(redirected from occupational performance)
Also found in: Dictionary, Thesaurus, Medical, Legal, Encyclopedia.
Related to occupational performance: CAOT, COPM


1. The total return on an investment over a period of time.

2. A subjective measure of how an investment or the market generally is doing over a period of time.

3. In contracts, substantial completion of an agreed-upon task. That is, a party to a contract performs the contract when he has more-or-less completed what he has agreed to do, with no or only minor work left to do.
Farlex Financial Dictionary. © 2012 Farlex, Inc. All Rights Reserved

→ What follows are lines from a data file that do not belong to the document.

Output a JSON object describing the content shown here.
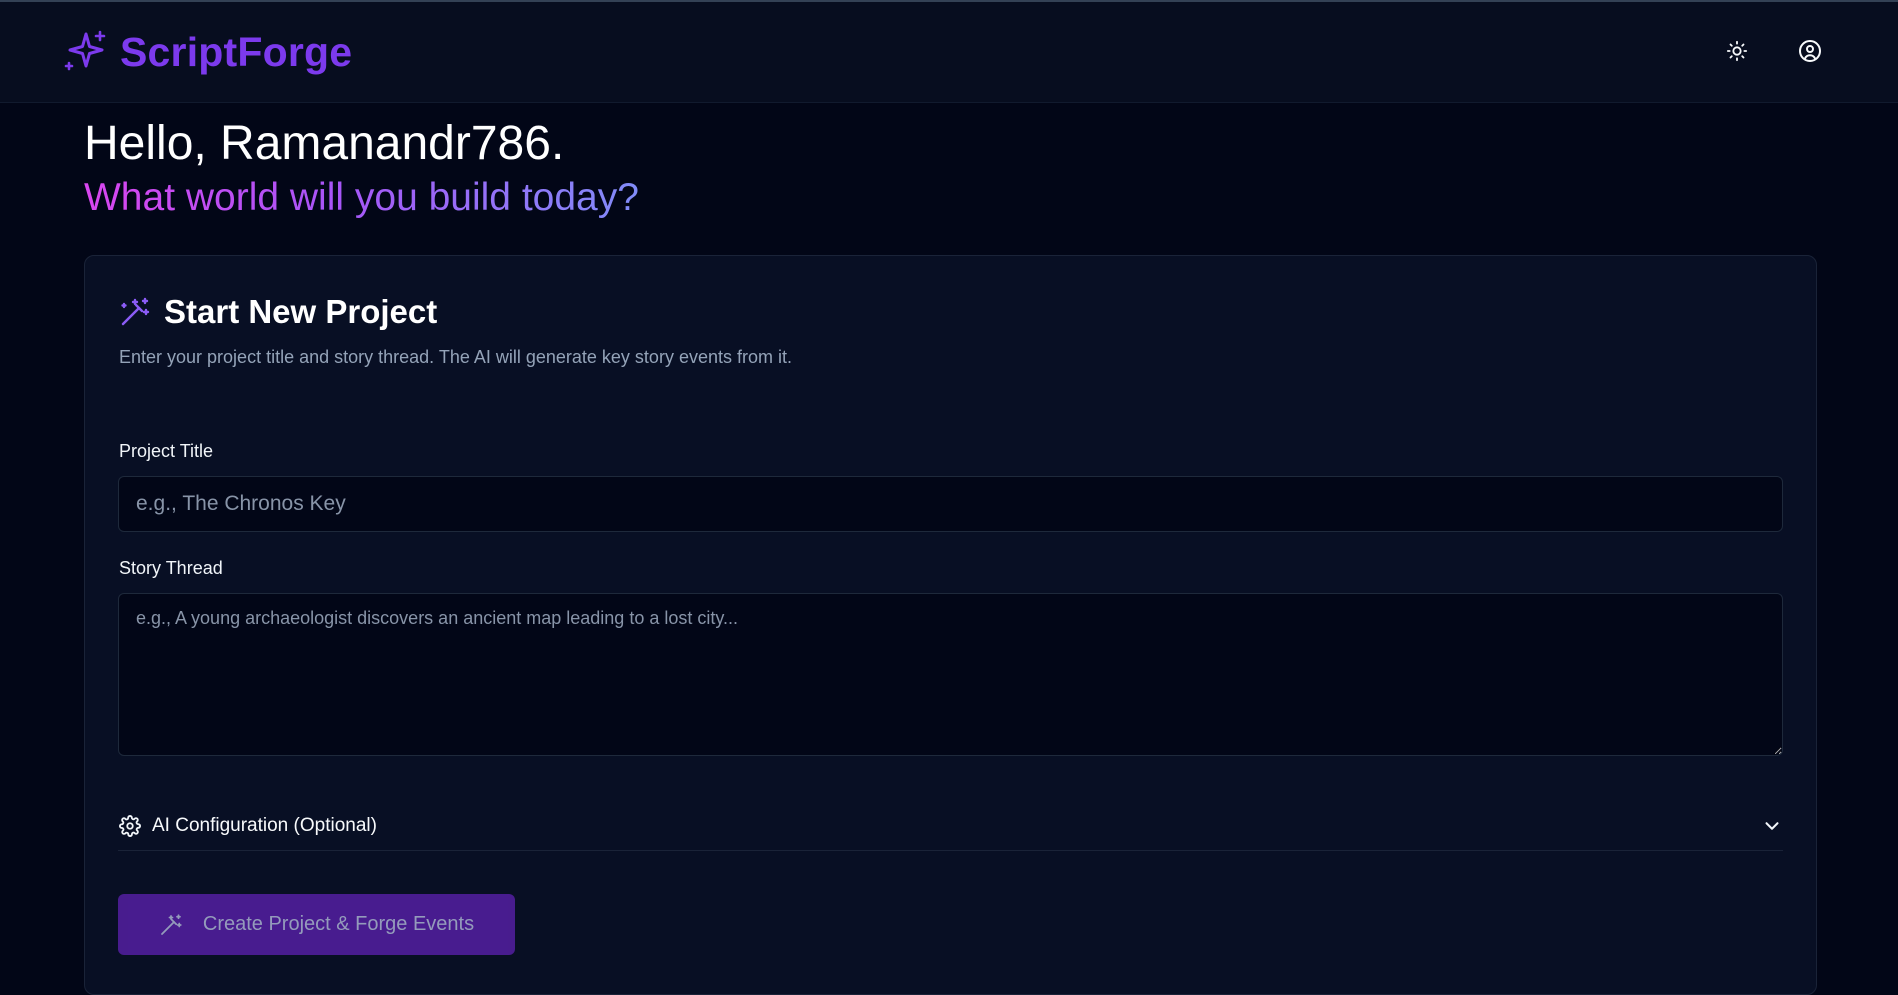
{
  "app": {
    "name": "ScriptForge",
    "logo_icon": "sparkles-icon",
    "accent_color": "#7c3aed"
  },
  "header": {
    "theme_toggle_icon": "sun-icon",
    "profile_icon": "user-circle-icon"
  },
  "greeting": {
    "hello": "Hello, Ramanandr786.",
    "prompt": "What world will you build today?"
  },
  "new_project": {
    "icon": "magic-wand-icon",
    "title": "Start New Project",
    "description": "Enter your project title and story thread. The AI will generate key story events from it.",
    "project_title_label": "Project Title",
    "project_title_placeholder": "e.g., The Chronos Key",
    "project_title_value": "",
    "story_thread_label": "Story Thread",
    "story_thread_placeholder": "e.g., A young archaeologist discovers an ancient map leading to a lost city...",
    "story_thread_value": "",
    "ai_config_label": "AI Configuration (Optional)",
    "ai_config_icon": "gear-icon",
    "ai_config_chevron": "chevron-down-icon",
    "create_button_label": "Create Project & Forge Events",
    "create_button_icon": "magic-wand-icon"
  }
}
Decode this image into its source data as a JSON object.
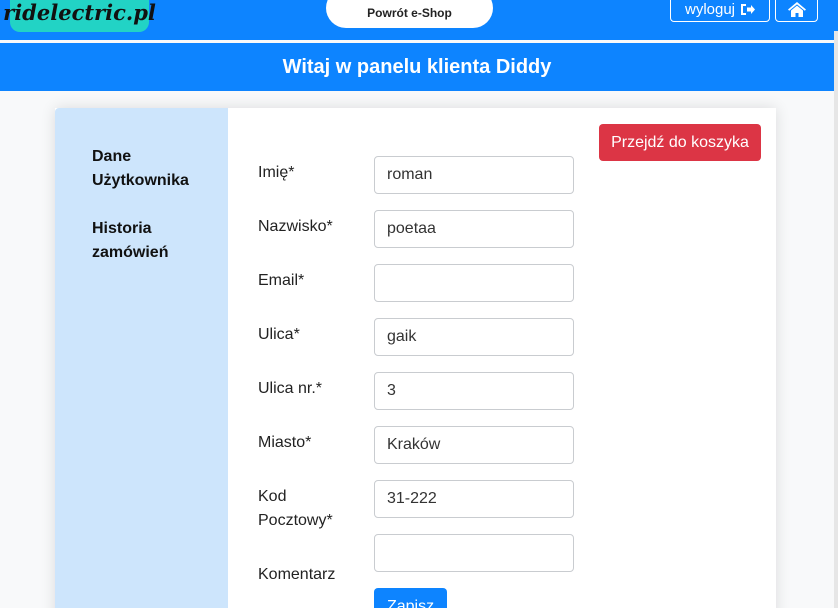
{
  "header": {
    "logo_text": "ridelectric.pl",
    "back_label": "Powrót e-Shop",
    "logout_label": "wyloguj",
    "logout_icon": "sign-out-icon",
    "home_icon": "home-icon"
  },
  "welcome": {
    "title": "Witaj w panelu klienta Diddy"
  },
  "sidebar": {
    "items": [
      {
        "label": "Dane Użytkownika"
      },
      {
        "label": "Historia zamówień"
      }
    ]
  },
  "actions": {
    "cart_label": "Przejdź do koszyka",
    "save_label": "Zapisz"
  },
  "form": {
    "fields": [
      {
        "label": "Imię*",
        "value": "roman"
      },
      {
        "label": "Nazwisko*",
        "value": "poetaa"
      },
      {
        "label": "Email*",
        "value": ""
      },
      {
        "label": "Ulica*",
        "value": "gaik"
      },
      {
        "label": "Ulica nr.*",
        "value": "3"
      },
      {
        "label": "Miasto*",
        "value": "Kraków"
      },
      {
        "label": "Kod Pocztowy*",
        "value": "31-222"
      },
      {
        "label": "Komentarz",
        "value": ""
      }
    ]
  },
  "colors": {
    "primary": "#0d84ff",
    "danger": "#dc3545",
    "sidebar": "#cde5fc",
    "logo_bg": "#22d3c5"
  }
}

Performance, expressed as a percentage, measures the total return an investment provides over a specific period. It can be positive, representing a gain in value, or negative, representing a loss.

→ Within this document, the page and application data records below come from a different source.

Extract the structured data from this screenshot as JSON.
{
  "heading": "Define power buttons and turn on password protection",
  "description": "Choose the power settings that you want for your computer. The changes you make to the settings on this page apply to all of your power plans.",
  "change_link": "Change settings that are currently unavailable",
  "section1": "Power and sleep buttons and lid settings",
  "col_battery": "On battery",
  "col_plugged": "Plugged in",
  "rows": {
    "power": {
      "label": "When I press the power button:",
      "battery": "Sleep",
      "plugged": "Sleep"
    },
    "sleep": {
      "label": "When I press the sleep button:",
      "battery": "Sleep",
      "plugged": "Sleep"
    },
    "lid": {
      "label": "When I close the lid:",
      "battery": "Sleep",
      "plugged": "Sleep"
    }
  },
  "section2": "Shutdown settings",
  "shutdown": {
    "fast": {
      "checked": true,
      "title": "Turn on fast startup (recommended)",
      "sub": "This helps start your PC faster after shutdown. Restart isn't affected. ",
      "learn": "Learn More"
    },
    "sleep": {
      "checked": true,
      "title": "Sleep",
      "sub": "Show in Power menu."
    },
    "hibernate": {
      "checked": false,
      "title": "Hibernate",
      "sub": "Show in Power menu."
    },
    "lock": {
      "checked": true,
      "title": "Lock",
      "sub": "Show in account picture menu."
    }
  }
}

While return is reported on a second-to-second and day-to-day basis, short-term results are less significant an indicator of strength or weakness than performance over longer periods, such as one, five, or ten years.

Past performance is one of the factors you can use to evaluate a specific investment, but there's no guarantee that those results will be repeated in the future. What past performance can tell you is the way the investment has previously reacted to fluctuations in the markets, and, in the case of managed funds, something about the skills of the manager.

An investment is said to outperform when its return is stronger than the return of its benchmark or peers over the same period. Conversely, it is said to underperform if its results lag those of its benchmark or peer.

Dictionary of Financial Terms. Copyright © 2008 Lightbulb Press, Inc. All Rights Reserved.


In contracts, the substantial completion of all duties and responsibilities. Note: The exact meaning of the word “substantial” is the cause of much litigation in contract law.
The Complete Real Estate Encyclopedia by Denise L. Evans, JD & O. William Evans, JD. Copyright © 2007 by The McGraw-Hill Companies, Inc.
References in periodicals archive ?
Richardson, "Occupational therapy outcomes for clients with traumatic brain injury and stroke using the Canadian Occupational Performance Measure," American Journal of Occupational Therapy, vol.
Good adherence to diet was associated with higher values of HDL cholesterol, better occupational performance measured by CPOM, and better pain domain of the SF-36 questionnaire, while the presence of limitation/pain in the upper limbs was associated with worse adherence to diet.
The most reported measurement tool was the Canadian Occupational Performance Measure (COPM) (n = 11; 21.2%).
AHA: Assisting Hand Assessment; COPM: Canadian Occupational Performance Measure; MCID: minimal clinically important difference; SDD: smallest detectable difference.
Overlooking aspects related to contextual performance and concentrating only on some limited task performance elements, typically only the technical skills, in screening tests at program admission time, and on interpreter education programs, or in the workplace seems very short-sighted when there is more to the picture for successful occupational performance as an interpreter.
The Self-Theory Scale proposed here includes roles and values commonly held by individuals, including physical appearance, physical health, intelligence, personality, meaningful activities (including the categories of academic performance, occupational performance, and leisure activities), and relationships (falling in the categories of family relationships, intimate relationships, and friendships).
This essential text compares diagnostic criteria used by mental health professionals with the framework used by occupational therapists, and it identifies deficits in occupational performance that require occupational therapy intervention.
to upgrade occupational performance, which would contribute in achieving the
Human performance encompasses all aspects of operational and occupational performance, as well as day-to-day tasks and individual fitness.
The Canadian Occupational Performance Measure (Law et al 1998, Law et al 1990) was used to identify activities of daily living that participants perceived were affected by wrist weakness.
The book presents an emerging model in which occupational therapists practice as part of a team of vision rehabilitation professionals serving adults with low vision, and details an evaluation approach to interventions that focus on recovering occupational performance in adults.

Full browser ?